For this rhomboid exercise, you only work using your bodyweight. You’ll need a smith machine or assisted pullup machine to complete this movement, which is a great choice if you want to balance out your shoulder muscles without lifting more weights.
1. Lie on the floor with your chest directly beneath the bar. Your feet should be planted on the floor shoulder-width apart, with your knees bent at a 90-degree angle.
2. With your core engaged, grip the bar. Your palms should be facing away from you. Pull your body upwards towards the bar, and try to keep your shoulders, torso, hips, and knees in one straight line. This is your starting position; your body supported by gripping the bar and your feet on the ground. Your arms should be straight, you aren’t using any arm muscles in this rhomboid exercise.
3. Keeping your chest open, squeeze together with your shoulder blades by pushing them down and back. This should visibly raise your body towards the bar by two or three inches. You shouldn’t undertake a rowing motion, or pull yourself up; just hold this scapular retraction for a few seconds, allowing your rhomboids to hold some of your body weight.
4. Maintaining your breathing, release your shoulder blades and lower yourself back into the starting position. Do 15 reps for three sets.
Although the rhomboids may be small muscles, it doesn’t mean they aren’t important. For the very best physique, and the highest possible fitness level, you need to work out every muscle in your body no matter the size. Exercising your rhomboids will lead to better posture, more scapular control, and a more toned back.
Neglecting to work out this muscle can lead to poor joint control and even elbow and shoulder injuries.
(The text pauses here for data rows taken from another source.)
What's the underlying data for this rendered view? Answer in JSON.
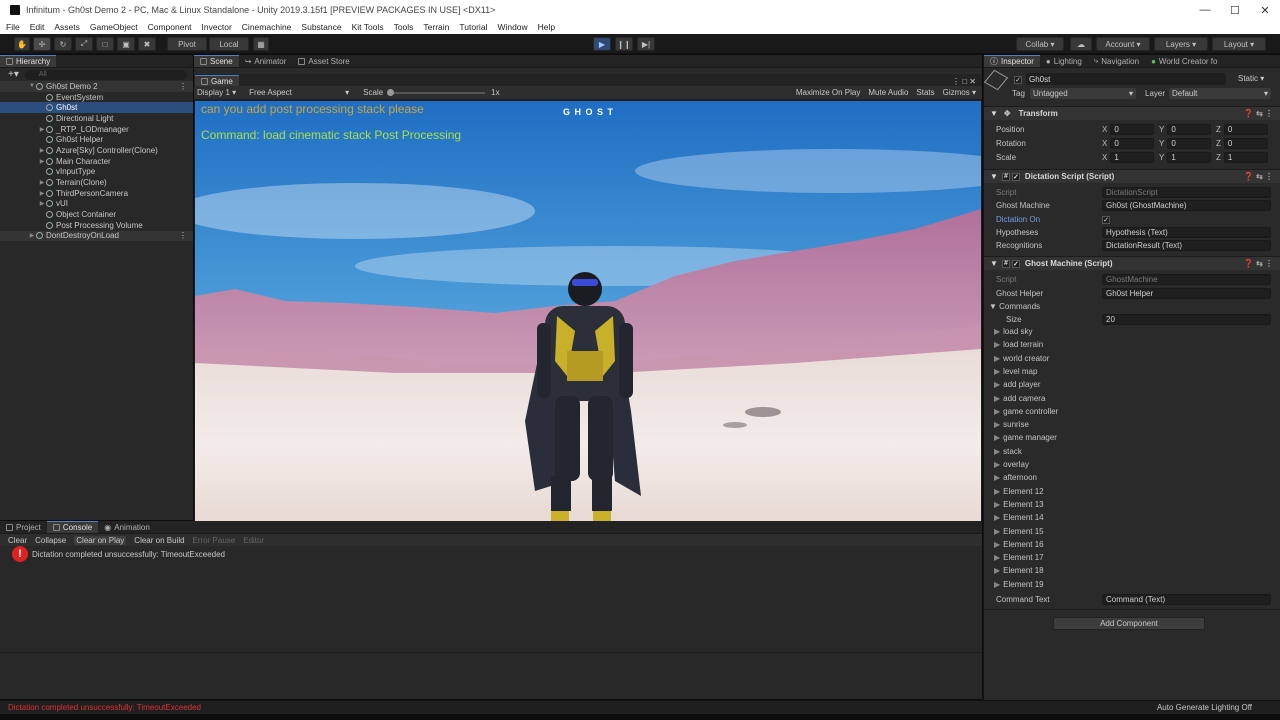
{
  "window": {
    "title": "Infinitum - Gh0st Demo 2 - PC, Mac & Linux Standalone - Unity 2019.3.15f1 [PREVIEW PACKAGES IN USE] <DX11>"
  },
  "menu": [
    "File",
    "Edit",
    "Assets",
    "GameObject",
    "Component",
    "Invector",
    "Cinemachine",
    "Substance",
    "Kit Tools",
    "Tools",
    "Terrain",
    "Tutorial",
    "Window",
    "Help"
  ],
  "toolbar": {
    "pivot": "Pivot",
    "local": "Local",
    "collab": "Collab",
    "account": "Account",
    "layers": "Layers",
    "layout": "Layout"
  },
  "hierarchy": {
    "tab": "Hierarchy",
    "search_placeholder": "All",
    "scene": "Gh0st Demo 2",
    "items": [
      {
        "label": "EventSystem",
        "sel": false
      },
      {
        "label": "Gh0st",
        "sel": true
      },
      {
        "label": "Directional Light",
        "sel": false
      },
      {
        "label": "_RTP_LODmanager",
        "sel": false
      },
      {
        "label": "Gh0st Helper",
        "sel": false
      },
      {
        "label": "Azure[Sky] Controller(Clone)",
        "sel": false
      },
      {
        "label": "Main Character",
        "sel": false
      },
      {
        "label": "vInputType",
        "sel": false
      },
      {
        "label": "Terrain(Clone)",
        "sel": false
      },
      {
        "label": "ThirdPersonCamera",
        "sel": false
      },
      {
        "label": "vUI",
        "sel": false
      },
      {
        "label": "Object Container",
        "sel": false
      },
      {
        "label": "Post Processing Volume",
        "sel": false
      }
    ],
    "dontdestroy": "DontDestroyOnLoad"
  },
  "center": {
    "tabs": [
      "Scene",
      "Animator",
      "Asset Store"
    ],
    "game_tab": "Game",
    "display": "Display 1",
    "aspect": "Free Aspect",
    "scale_label": "Scale",
    "scale_value": "1x",
    "maximize": "Maximize On Play",
    "mute": "Mute Audio",
    "stats": "Stats",
    "gizmos": "Gizmos"
  },
  "game": {
    "hypothesis": "can you add post processing stack please",
    "command": "Command: load cinematic stack  Post Processing",
    "logo": "G H O S T",
    "colors": {
      "hypothesis": "#c9a53a",
      "command": "#a6e04a"
    }
  },
  "console": {
    "tabs": [
      "Project",
      "Console",
      "Animation"
    ],
    "buttons": [
      "Clear",
      "Collapse",
      "Clear on Play",
      "Clear on Build",
      "Error Pause",
      "Editor"
    ],
    "message": "Dictation completed unsuccessfully: TimeoutExceeded"
  },
  "status": {
    "left": "Dictation completed unsuccessfully: TimeoutExceeded",
    "right": "Auto Generate Lighting Off"
  },
  "inspector": {
    "tabs": [
      "Inspector",
      "Lighting",
      "Navigation",
      "World Creator fo"
    ],
    "object_name": "Gh0st",
    "static": "Static",
    "tag_label": "Tag",
    "tag_value": "Untagged",
    "layer_label": "Layer",
    "layer_value": "Default",
    "transform": {
      "title": "Transform",
      "rows": [
        {
          "label": "Position",
          "x": "0",
          "y": "0",
          "z": "0"
        },
        {
          "label": "Rotation",
          "x": "0",
          "y": "0",
          "z": "0"
        },
        {
          "label": "Scale",
          "x": "1",
          "y": "1",
          "z": "1"
        }
      ]
    },
    "dictation": {
      "title": "Dictation Script (Script)",
      "script_label": "Script",
      "script_value": "DictationScript",
      "ghost_machine_label": "Ghost Machine",
      "ghost_machine_value": "Gh0st (GhostMachine)",
      "dictation_on_label": "Dictation On",
      "hypotheses_label": "Hypotheses",
      "hypotheses_value": "Hypothesis (Text)",
      "recognitions_label": "Recognitions",
      "recognitions_value": "DictationResult (Text)"
    },
    "ghostmachine": {
      "title": "Ghost Machine (Script)",
      "script_label": "Script",
      "script_value": "GhostMachine",
      "helper_label": "Ghost Helper",
      "helper_value": "Gh0st Helper",
      "commands_label": "Commands",
      "size_label": "Size",
      "size_value": "20",
      "commands": [
        "load sky",
        "load terrain",
        "world creator",
        "level map",
        "add player",
        "add camera",
        "game controller",
        "sunrise",
        "game manager",
        "stack",
        "overlay",
        "afternoon",
        "Element 12",
        "Element 13",
        "Element 14",
        "Element 15",
        "Element 16",
        "Element 17",
        "Element 18",
        "Element 19"
      ],
      "command_text_label": "Command Text",
      "command_text_value": "Command (Text)"
    },
    "add_component": "Add Component"
  }
}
These exercises we’ve outlined can be done by anyone, and are easy to incorporate into your back day routine. Spare a few minutes to work out your rhomboids, and your posture will thank you for the rest of the week.